Preservation of Root Cementum: A Comparative Evaluation of Power-driven Versus Hand Instruments
Years ago, removal of cementum was standard when performing scaling and root planing. It was believed that the cementum could become “diseased” requiring complete removal as therapy for periodontal disease. However, more recent studies have determined that cementum does not become “diseased”, and removal of cementum is not necessary and can inhibit new attachment. The results of a clinical study published in 2018 in the International Journal of Dental Hygiene aimed to “evaluate how much cementum could be retained as well as the surface characteristics of the retained cementum following in vivo root instrumentation.”1
This randomized controlled trial compared the results of the root surface and cementum retained after treatment with an ultrasonic instrument with or without air polishing with glycine powder and hand curettage. Twenty-seven patients were included in the study all of whom were diagnosed with severe periodontal disease and scheduled for extraction. Inclusion criteria for participants included systemically healthy, non-smokers, single-rooted teeth or molars with fused roots, > 5mm probing depth in at least two sites per tooth, radiographic bone loss for more than two-thirds of the root length, and bleeding on probing.

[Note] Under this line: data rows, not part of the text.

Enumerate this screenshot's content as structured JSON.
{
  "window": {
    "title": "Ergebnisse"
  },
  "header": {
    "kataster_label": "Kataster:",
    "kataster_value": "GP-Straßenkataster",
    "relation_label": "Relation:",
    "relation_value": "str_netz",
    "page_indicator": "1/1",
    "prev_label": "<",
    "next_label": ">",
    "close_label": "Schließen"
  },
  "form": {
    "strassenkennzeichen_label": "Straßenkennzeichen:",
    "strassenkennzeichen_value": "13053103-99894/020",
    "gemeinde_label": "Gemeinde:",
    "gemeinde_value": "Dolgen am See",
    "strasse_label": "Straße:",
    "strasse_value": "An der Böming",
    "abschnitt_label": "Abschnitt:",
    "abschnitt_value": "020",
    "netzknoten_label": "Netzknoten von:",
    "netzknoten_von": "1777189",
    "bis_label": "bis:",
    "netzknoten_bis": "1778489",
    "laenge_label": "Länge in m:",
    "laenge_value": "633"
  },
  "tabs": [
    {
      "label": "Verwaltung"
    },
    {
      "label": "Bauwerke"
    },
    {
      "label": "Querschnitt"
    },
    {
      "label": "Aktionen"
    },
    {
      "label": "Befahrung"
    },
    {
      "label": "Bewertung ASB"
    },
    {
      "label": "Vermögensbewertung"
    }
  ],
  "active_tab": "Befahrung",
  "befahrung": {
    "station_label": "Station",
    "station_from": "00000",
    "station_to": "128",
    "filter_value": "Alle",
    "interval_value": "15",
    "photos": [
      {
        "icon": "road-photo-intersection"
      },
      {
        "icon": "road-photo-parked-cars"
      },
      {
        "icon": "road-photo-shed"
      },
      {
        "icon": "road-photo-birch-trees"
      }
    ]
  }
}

The methods included one approximal root surface (distal or mesial) of each tooth that was randomly selected for debridement. The other approximal surface was used as the control. Operators were randomly told which method to use just prior to treatment. All treatment was performed by a single operator.
The results indicated the coronal cementum retained were 84% with ultrasonic scaling, 80% with ultrasonic scaling + air polishing, 94% with air polishing alone, and 65% with hand curettage. “Overall, power-driven instruments were statistically more efficient at retaining cementum when compared to hand instruments.” Additionally, it was determined that single instrumentation procedures were unable to remove all residual calculus deposits, while a combination of instrumentation, ultrasonic scaling and air polishing in this study, removed all residual calculus deposits observed via SEM micrographs.

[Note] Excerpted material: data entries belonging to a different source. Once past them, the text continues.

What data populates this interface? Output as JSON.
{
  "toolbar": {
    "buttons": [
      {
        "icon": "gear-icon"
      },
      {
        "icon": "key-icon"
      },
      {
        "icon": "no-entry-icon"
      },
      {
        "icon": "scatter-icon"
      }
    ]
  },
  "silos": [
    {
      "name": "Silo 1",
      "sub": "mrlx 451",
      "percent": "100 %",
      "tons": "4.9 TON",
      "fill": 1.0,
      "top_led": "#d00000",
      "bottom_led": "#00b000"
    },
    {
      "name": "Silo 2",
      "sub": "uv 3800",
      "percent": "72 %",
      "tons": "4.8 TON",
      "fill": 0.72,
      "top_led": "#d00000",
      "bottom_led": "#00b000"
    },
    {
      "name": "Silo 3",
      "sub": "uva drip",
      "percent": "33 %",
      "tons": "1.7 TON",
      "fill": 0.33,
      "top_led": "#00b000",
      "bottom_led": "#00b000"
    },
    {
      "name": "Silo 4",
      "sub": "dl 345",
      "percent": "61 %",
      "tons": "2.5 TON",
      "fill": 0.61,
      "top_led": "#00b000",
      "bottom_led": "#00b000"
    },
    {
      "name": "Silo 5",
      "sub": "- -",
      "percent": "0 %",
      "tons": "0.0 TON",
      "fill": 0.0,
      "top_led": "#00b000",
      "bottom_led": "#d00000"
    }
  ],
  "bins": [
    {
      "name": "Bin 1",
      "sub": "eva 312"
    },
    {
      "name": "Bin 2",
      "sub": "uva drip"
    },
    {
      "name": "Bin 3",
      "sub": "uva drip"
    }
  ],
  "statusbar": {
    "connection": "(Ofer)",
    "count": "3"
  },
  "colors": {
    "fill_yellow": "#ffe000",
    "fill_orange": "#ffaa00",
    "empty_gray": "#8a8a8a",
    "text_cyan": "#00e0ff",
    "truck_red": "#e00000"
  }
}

The authors conclude by giving the clinical relevance of the study. They stated, “Cementum is a key component of periodontal tissue, and its preservation is of paramount importance for the quality of healing at completion of periodontal both non-surgical and surgical treatment modalities. Periodontal reattachment or new attachment as end result of therapy strongly relies on the presence of cementum after root instrumentation. Improper or aggressive mechanical instrumentation may reduce the thickness or eventually remove all the cementum removal in periodontal patients. More specifically, this is the first study to histologically determine, using multiple replicate measures, the effects of a clinician in achieving both debridement and preservation of a diseased root surface on never-instrumented teeth.”
What is your protocol when treating periodontally involved patients? Do you use single instrumentation or multiple? Will the results of this study change your protocol when treating root surfaces? Do you see the value in retaining cementum and its role in reattachment/ new attachment and healing?
- Bozbay E, Dominici F, Gokbuget AY, et al. Preservation of root cementum: a comparative evaluation of power-driven versus hand instruments.Int J Dent Hyg. 2018;16(2):202-209. doi:10.1111/idh.12249